Contrast the difficulty of performing the above interaction using a
position-sensitive device with the ease of doing so using one which senses
motion. If a thumb-wheel or a treadmill-like device was used, the moment
that the transducer is connected to the parameter it can be used to "push"
the value up or "pull" it down. Furthermore, the same transducer can be
used to simultaneously change the value of a group of parameters, all of
whose instantaneous values are different.
The example is not isolated. In fact, just as strong an argument could be made for adopting a model based on a vertical structure as the horizontal ones which we have discussed. Models based on interaction techniques such as those described in Martin (1973) and Foley, Wallace and Chan (1981) are examples. With them, the primary gestalt is the transaction, or interaction. The user model is described in terms of the set and style of the interactions which take place over time. Syntactic, lexical and pragmatic questions become sub-issues.
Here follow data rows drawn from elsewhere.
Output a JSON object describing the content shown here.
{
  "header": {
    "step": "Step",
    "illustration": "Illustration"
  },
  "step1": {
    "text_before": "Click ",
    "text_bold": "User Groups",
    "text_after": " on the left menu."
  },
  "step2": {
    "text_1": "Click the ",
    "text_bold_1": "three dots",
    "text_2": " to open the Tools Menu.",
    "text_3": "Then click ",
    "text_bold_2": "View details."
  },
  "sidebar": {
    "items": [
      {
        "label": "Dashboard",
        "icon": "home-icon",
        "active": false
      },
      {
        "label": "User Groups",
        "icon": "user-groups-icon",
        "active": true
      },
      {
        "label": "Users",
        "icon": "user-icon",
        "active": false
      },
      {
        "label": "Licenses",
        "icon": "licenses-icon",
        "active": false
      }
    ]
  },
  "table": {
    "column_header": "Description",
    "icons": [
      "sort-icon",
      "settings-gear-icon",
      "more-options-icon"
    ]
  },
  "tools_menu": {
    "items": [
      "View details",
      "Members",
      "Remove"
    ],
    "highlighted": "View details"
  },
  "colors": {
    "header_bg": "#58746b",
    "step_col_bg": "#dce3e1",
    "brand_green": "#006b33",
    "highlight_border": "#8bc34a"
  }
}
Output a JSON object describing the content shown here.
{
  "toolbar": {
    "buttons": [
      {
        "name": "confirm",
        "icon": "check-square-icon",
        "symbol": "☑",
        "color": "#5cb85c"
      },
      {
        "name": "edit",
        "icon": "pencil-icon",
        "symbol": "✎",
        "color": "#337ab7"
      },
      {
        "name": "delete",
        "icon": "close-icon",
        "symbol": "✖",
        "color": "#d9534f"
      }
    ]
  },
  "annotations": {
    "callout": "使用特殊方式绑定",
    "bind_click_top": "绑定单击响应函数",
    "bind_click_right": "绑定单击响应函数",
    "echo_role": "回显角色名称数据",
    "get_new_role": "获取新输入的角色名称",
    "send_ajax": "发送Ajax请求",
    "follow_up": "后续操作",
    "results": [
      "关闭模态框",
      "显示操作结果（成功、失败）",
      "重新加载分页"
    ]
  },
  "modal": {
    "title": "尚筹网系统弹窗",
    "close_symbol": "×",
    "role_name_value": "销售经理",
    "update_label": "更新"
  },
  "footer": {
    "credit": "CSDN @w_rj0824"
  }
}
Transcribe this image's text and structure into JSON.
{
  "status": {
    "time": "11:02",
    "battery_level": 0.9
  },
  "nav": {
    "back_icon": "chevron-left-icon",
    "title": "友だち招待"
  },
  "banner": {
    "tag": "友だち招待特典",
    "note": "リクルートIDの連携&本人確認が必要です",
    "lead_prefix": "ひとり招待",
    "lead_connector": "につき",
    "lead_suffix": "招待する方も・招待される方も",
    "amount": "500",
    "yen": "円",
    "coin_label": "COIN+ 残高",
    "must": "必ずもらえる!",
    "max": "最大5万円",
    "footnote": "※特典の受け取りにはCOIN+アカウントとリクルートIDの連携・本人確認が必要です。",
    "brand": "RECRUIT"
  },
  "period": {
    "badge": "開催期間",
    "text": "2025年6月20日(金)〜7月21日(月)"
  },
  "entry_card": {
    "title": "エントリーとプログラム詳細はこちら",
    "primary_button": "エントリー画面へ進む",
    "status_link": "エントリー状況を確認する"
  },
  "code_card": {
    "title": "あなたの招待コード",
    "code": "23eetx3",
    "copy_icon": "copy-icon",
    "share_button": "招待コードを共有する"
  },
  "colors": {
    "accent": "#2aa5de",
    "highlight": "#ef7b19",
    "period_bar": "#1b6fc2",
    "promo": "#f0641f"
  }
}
Neither the horizontal or vertical view is "correct". The point is that both must be kept in mind during the design process. A major challenge is to adapt our models so that this is done in a well structured way. That we still have problems in doing so can be seen in Moran's taxonomy. Much of the difficulty in understanding the model is due to problems in his approach in integrating vertically oriented concepts (the interaction level) into an otherwise horizontal structure.
In spite of such difficulties, both views must be considered. This is
an important cautionary bell to ring given the current trend towards delegating
personal responsibilities according to horizontal stratification. The design
of a system's data-base, for example, has a very strong effect on the semantics
of the interactions that can be supported. If the computing environment
is selected by one person, the data-base managed by another, the semantics
or functional capability by another, and the "user interface" by yet another,
there is in inherent danger that the decisions of one will adversely affect
another. This is not to say that such an organizational structure cannot
work. It is just imperative that we be aware of the pitfalls so that they
can be avoided. Decisions made at all levels affect one another and all
decisions potentially have an effect on the user model.
The work reported has made some contribution towards an understanding of the effect of issues which we have called pragmatics. It is, however, a very small step. While there is a great deal of work still to be done right at the device level, perhaps the biggest challenge is to develop a better understanding of the interplay among the different levels in the strata of a system. When we have developed a methodology which allows us to determine the gesture that best suits the expression of a particular concept, then we will be able to build the user interfaces which today are only a dream.